ASSIGNMENT >>
Only lines containing "value" belong in the answer, each copied from the entries below.

········

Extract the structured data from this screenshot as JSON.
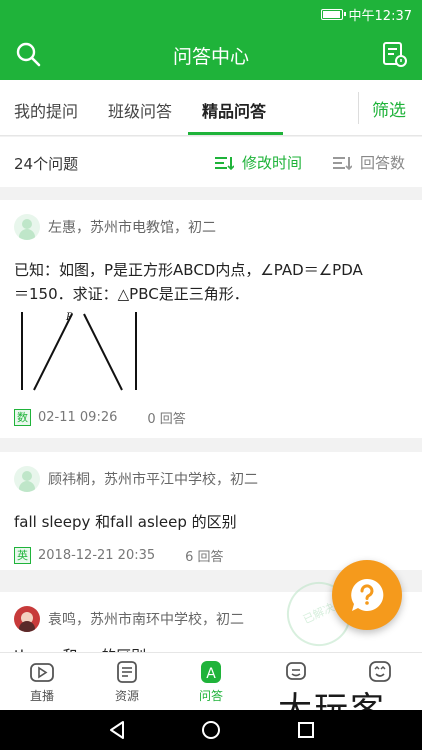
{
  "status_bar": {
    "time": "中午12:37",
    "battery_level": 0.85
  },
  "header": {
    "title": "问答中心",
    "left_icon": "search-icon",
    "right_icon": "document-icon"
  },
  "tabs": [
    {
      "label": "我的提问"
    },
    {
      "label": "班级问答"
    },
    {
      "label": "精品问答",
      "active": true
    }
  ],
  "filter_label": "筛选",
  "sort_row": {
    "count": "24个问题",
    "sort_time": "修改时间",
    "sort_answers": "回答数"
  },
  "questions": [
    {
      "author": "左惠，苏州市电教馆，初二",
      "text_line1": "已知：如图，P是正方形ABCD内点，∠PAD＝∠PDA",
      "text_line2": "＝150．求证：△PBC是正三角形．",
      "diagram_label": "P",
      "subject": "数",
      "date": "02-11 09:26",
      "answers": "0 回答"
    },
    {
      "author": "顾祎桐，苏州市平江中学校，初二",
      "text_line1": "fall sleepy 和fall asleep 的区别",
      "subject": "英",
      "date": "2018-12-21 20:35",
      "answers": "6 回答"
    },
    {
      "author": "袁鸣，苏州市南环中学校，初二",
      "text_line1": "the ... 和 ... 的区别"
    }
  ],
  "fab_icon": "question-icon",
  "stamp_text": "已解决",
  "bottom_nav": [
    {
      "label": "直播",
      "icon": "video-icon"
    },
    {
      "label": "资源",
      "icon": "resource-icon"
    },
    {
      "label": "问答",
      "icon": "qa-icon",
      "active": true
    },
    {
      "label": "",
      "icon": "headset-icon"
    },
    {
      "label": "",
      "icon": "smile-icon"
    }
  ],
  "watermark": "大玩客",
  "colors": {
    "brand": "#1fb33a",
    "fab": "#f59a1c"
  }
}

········

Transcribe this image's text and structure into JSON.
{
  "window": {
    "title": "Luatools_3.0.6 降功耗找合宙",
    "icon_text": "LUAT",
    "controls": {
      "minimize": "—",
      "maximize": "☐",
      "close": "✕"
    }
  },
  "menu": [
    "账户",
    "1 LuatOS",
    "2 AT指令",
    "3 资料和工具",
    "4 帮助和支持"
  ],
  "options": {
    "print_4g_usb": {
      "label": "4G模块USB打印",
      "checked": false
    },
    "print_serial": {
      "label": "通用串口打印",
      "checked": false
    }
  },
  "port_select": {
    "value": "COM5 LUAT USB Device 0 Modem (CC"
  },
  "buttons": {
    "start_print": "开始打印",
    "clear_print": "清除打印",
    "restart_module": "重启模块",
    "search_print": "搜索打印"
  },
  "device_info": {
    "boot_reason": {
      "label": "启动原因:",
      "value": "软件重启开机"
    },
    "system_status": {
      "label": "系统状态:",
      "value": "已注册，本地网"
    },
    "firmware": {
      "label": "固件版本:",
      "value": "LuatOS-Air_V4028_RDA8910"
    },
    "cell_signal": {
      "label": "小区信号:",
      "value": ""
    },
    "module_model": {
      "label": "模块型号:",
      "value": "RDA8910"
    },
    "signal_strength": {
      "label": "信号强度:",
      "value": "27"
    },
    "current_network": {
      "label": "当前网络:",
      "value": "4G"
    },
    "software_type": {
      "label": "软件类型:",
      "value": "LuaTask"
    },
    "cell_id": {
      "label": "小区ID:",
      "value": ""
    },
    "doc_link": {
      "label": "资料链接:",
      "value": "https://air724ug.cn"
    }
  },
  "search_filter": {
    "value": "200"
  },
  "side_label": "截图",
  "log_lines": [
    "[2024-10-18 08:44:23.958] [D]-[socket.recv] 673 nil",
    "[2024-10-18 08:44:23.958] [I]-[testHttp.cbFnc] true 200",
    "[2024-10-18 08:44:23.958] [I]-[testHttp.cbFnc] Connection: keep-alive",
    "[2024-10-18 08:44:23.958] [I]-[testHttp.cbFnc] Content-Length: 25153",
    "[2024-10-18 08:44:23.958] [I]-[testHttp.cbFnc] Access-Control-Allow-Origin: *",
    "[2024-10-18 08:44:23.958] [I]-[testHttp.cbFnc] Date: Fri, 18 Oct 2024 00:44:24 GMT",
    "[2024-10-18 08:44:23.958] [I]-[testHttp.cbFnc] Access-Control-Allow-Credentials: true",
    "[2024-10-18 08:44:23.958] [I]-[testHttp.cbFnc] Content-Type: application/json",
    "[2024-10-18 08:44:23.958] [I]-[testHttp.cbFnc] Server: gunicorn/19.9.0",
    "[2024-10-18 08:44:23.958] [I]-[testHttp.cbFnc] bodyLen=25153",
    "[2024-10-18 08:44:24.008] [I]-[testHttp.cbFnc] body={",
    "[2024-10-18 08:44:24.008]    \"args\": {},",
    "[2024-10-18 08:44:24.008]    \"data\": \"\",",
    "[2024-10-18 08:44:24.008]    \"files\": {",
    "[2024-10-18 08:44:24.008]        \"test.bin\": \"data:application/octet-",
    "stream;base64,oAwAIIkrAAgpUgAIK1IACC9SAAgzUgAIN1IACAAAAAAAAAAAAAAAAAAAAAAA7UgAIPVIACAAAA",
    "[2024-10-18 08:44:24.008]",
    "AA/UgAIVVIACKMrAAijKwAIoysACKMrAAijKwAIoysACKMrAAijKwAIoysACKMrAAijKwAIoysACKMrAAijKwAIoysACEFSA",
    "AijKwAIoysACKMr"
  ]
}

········

RESPONSE BOX >>
    "value": "COM5 LUAT USB Device 0 Modem (CC"
      "value": "软件重启开机"
      "value": "已注册，本地网"
      "value": "LuatOS-Air_V4028_RDA8910"
      "value": ""
      "value": "RDA8910"
      "value": "27"
      "value": "4G"
      "value": "LuaTask"
      "value": ""
      "value": "https://air724ug.cn"
    "value": "200"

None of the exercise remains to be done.